How to complete this task:
Restate all of the entries verbatim.

Data items
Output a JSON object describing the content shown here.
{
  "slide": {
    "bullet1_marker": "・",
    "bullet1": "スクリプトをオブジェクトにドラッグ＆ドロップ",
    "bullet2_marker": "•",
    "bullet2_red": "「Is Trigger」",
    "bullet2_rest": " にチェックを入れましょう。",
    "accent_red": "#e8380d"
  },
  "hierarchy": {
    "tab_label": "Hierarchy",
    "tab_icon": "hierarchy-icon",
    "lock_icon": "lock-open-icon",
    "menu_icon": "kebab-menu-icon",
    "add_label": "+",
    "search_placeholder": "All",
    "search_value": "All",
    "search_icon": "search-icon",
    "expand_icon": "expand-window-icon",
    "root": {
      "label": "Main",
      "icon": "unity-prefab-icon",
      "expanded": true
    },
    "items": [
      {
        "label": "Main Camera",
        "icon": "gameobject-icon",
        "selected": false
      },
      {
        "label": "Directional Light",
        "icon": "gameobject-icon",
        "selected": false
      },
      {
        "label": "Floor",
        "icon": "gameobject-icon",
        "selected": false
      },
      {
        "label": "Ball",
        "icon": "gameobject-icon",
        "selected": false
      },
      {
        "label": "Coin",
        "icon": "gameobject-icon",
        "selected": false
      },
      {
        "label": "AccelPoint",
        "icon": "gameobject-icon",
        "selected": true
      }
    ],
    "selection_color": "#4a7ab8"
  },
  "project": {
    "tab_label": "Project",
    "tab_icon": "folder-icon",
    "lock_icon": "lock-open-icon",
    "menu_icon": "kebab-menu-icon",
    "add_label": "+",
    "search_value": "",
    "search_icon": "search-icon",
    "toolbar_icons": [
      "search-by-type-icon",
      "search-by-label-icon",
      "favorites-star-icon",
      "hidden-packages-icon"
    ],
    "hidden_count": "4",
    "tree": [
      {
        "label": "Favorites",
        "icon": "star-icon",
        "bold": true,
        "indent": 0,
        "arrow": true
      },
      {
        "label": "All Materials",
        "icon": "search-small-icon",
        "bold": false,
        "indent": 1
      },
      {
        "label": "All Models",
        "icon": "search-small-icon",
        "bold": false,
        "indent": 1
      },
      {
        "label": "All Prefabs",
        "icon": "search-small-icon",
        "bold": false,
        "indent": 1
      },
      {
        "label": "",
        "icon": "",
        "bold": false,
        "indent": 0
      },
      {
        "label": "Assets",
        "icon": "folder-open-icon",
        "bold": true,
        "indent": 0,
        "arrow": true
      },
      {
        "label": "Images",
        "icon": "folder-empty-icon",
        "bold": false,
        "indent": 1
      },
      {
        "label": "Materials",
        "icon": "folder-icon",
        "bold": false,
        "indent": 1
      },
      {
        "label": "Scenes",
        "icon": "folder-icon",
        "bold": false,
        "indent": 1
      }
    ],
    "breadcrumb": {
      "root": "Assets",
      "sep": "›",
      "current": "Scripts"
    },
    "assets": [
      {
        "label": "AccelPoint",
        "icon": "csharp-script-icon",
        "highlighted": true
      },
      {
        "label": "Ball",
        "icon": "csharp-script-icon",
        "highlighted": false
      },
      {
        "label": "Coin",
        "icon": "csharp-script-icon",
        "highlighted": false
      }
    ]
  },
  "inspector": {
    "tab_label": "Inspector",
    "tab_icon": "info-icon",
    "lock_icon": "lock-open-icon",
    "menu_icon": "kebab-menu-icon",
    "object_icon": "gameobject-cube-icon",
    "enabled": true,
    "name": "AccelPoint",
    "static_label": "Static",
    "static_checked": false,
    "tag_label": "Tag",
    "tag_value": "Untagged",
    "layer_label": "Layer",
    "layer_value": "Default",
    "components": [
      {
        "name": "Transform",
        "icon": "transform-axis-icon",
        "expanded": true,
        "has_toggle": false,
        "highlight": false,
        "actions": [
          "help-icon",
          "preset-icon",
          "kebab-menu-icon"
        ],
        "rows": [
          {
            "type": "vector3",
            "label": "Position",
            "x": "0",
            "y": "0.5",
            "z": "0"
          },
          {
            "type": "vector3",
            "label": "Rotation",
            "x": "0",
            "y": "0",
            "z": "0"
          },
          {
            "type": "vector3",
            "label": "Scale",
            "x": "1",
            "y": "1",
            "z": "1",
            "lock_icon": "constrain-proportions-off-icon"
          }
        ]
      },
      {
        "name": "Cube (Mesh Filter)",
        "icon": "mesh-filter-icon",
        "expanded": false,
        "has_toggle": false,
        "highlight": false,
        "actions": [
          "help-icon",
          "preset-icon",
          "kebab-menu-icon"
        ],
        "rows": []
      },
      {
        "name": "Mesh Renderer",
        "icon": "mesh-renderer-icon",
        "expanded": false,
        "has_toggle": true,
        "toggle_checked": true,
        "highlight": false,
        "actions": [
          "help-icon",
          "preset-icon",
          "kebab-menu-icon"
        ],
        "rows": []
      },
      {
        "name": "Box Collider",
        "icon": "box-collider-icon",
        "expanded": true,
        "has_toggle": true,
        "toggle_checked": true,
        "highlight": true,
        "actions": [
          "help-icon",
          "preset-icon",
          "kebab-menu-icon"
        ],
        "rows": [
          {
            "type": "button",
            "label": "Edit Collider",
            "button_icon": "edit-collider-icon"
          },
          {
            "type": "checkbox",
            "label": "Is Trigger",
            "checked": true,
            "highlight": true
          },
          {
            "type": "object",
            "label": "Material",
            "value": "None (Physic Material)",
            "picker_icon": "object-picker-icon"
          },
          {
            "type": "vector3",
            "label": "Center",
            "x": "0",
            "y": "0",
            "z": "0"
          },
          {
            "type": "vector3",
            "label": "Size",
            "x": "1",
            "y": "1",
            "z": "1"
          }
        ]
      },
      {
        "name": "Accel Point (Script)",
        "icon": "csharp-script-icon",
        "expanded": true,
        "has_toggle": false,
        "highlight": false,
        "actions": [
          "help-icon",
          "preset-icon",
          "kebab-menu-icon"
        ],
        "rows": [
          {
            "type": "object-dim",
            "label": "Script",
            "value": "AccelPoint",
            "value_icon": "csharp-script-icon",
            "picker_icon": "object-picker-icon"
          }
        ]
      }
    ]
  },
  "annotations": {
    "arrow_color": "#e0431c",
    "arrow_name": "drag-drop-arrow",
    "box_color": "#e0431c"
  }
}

Response area:
Output a JSON object describing the content shown here.
{
  "slide": {
    "bullet1_marker": "・",
    "bullet1": "スクリプトをオブジェクトにドラッグ＆ドロップ",
    "bullet2_marker": "•",
    "bullet2_red": "「Is Trigger」",
    "bullet2_rest": " にチェックを入れましょう。",
    "accent_red": "#e8380d"
  },
  "hierarchy": {
    "tab_label": "Hierarchy",
    "tab_icon": "hierarchy-icon",
    "lock_icon": "lock-open-icon",
    "menu_icon": "kebab-menu-icon",
    "add_label": "+",
    "search_placeholder": "All",
    "search_value": "All",
    "search_icon": "search-icon",
    "expand_icon": "expand-window-icon",
    "root": {
      "label": "Main",
      "icon": "unity-prefab-icon",
      "expanded": true
    },
    "items": [
      {
        "label": "Main Camera",
        "icon": "gameobject-icon",
        "selected": false
      },
      {
        "label": "Directional Light",
        "icon": "gameobject-icon",
        "selected": false
      },
      {
        "label": "Floor",
        "icon": "gameobject-icon",
        "selected": false
      },
      {
        "label": "Ball",
        "icon": "gameobject-icon",
        "selected": false
      },
      {
        "label": "Coin",
        "icon": "gameobject-icon",
        "selected": false
      },
      {
        "label": "AccelPoint",
        "icon": "gameobject-icon",
        "selected": true
      }
    ],
    "selection_color": "#4a7ab8"
  },
  "project": {
    "tab_label": "Project",
    "tab_icon": "folder-icon",
    "lock_icon": "lock-open-icon",
    "menu_icon": "kebab-menu-icon",
    "add_label": "+",
    "search_value": "",
    "search_icon": "search-icon",
    "toolbar_icons": [
      "search-by-type-icon",
      "search-by-label-icon",
      "favorites-star-icon",
      "hidden-packages-icon"
    ],
    "hidden_count": "4",
    "tree": [
      {
        "label": "Favorites",
        "icon": "star-icon",
        "bold": true,
        "indent": 0,
        "arrow": true
      },
      {
        "label": "All Materials",
        "icon": "search-small-icon",
        "bold": false,
        "indent": 1
      },
      {
        "label": "All Models",
        "icon": "search-small-icon",
        "bold": false,
        "indent": 1
      },
      {
        "label": "All Prefabs",
        "icon": "search-small-icon",
        "bold": false,
        "indent": 1
      },
      {
        "label": "",
        "icon": "",
        "bold": false,
        "indent": 0
      },
      {
        "label": "Assets",
        "icon": "folder-open-icon",
        "bold": true,
        "indent": 0,
        "arrow": true
      },
      {
        "label": "Images",
        "icon": "folder-empty-icon",
        "bold": false,
        "indent": 1
      },
      {
        "label": "Materials",
        "icon": "folder-icon",
        "bold": false,
        "indent": 1
      },
      {
        "label": "Scenes",
        "icon": "folder-icon",
        "bold": false,
        "indent": 1
      }
    ],
    "breadcrumb": {
      "root": "Assets",
      "sep": "›",
      "current": "Scripts"
    },
    "assets": [
      {
        "label": "AccelPoint",
        "icon": "csharp-script-icon",
        "highlighted": true
      },
      {
        "label": "Ball",
        "icon": "csharp-script-icon",
        "highlighted": false
      },
      {
        "label": "Coin",
        "icon": "csharp-script-icon",
        "highlighted": false
      }
    ]
  },
  "inspector": {
    "tab_label": "Inspector",
    "tab_icon": "info-icon",
    "lock_icon": "lock-open-icon",
    "menu_icon": "kebab-menu-icon",
    "object_icon": "gameobject-cube-icon",
    "enabled": true,
    "name": "AccelPoint",
    "static_label": "Static",
    "static_checked": false,
    "tag_label": "Tag",
    "tag_value": "Untagged",
    "layer_label": "Layer",
    "layer_value": "Default",
    "components": [
      {
        "name": "Transform",
        "icon": "transform-axis-icon",
        "expanded": true,
        "has_toggle": false,
        "highlight": false,
        "actions": [
          "help-icon",
          "preset-icon",
          "kebab-menu-icon"
        ],
        "rows": [
          {
            "type": "vector3",
            "label": "Position",
            "x": "0",
            "y": "0.5",
            "z": "0"
          },
          {
            "type": "vector3",
            "label": "Rotation",
            "x": "0",
            "y": "0",
            "z": "0"
          },
          {
            "type": "vector3",
            "label": "Scale",
            "x": "1",
            "y": "1",
            "z": "1",
            "lock_icon": "constrain-proportions-off-icon"
          }
        ]
      },
      {
        "name": "Cube (Mesh Filter)",
        "icon": "mesh-filter-icon",
        "expanded": false,
        "has_toggle": false,
        "highlight": false,
        "actions": [
          "help-icon",
          "preset-icon",
          "kebab-menu-icon"
        ],
        "rows": []
      },
      {
        "name": "Mesh Renderer",
        "icon": "mesh-renderer-icon",
        "expanded": false,
        "has_toggle": true,
        "toggle_checked": true,
        "highlight": false,
        "actions": [
          "help-icon",
          "preset-icon",
          "kebab-menu-icon"
        ],
        "rows": []
      },
      {
        "name": "Box Collider",
        "icon": "box-collider-icon",
        "expanded": true,
        "has_toggle": true,
        "toggle_checked": true,
        "highlight": true,
        "actions": [
          "help-icon",
          "preset-icon",
          "kebab-menu-icon"
        ],
        "rows": [
          {
            "type": "button",
            "label": "Edit Collider",
            "button_icon": "edit-collider-icon"
          },
          {
            "type": "checkbox",
            "label": "Is Trigger",
            "checked": true,
            "highlight": true
          },
          {
            "type": "object",
            "label": "Material",
            "value": "None (Physic Material)",
            "picker_icon": "object-picker-icon"
          },
          {
            "type": "vector3",
            "label": "Center",
            "x": "0",
            "y": "0",
            "z": "0"
          },
          {
            "type": "vector3",
            "label": "Size",
            "x": "1",
            "y": "1",
            "z": "1"
          }
        ]
      },
      {
        "name": "Accel Point (Script)",
        "icon": "csharp-script-icon",
        "expanded": true,
        "has_toggle": false,
        "highlight": false,
        "actions": [
          "help-icon",
          "preset-icon",
          "kebab-menu-icon"
        ],
        "rows": [
          {
            "type": "object-dim",
            "label": "Script",
            "value": "AccelPoint",
            "value_icon": "csharp-script-icon",
            "picker_icon": "object-picker-icon"
          }
        ]
      }
    ]
  },
  "annotations": {
    "arrow_color": "#e0431c",
    "arrow_name": "drag-drop-arrow",
    "box_color": "#e0431c"
  }
}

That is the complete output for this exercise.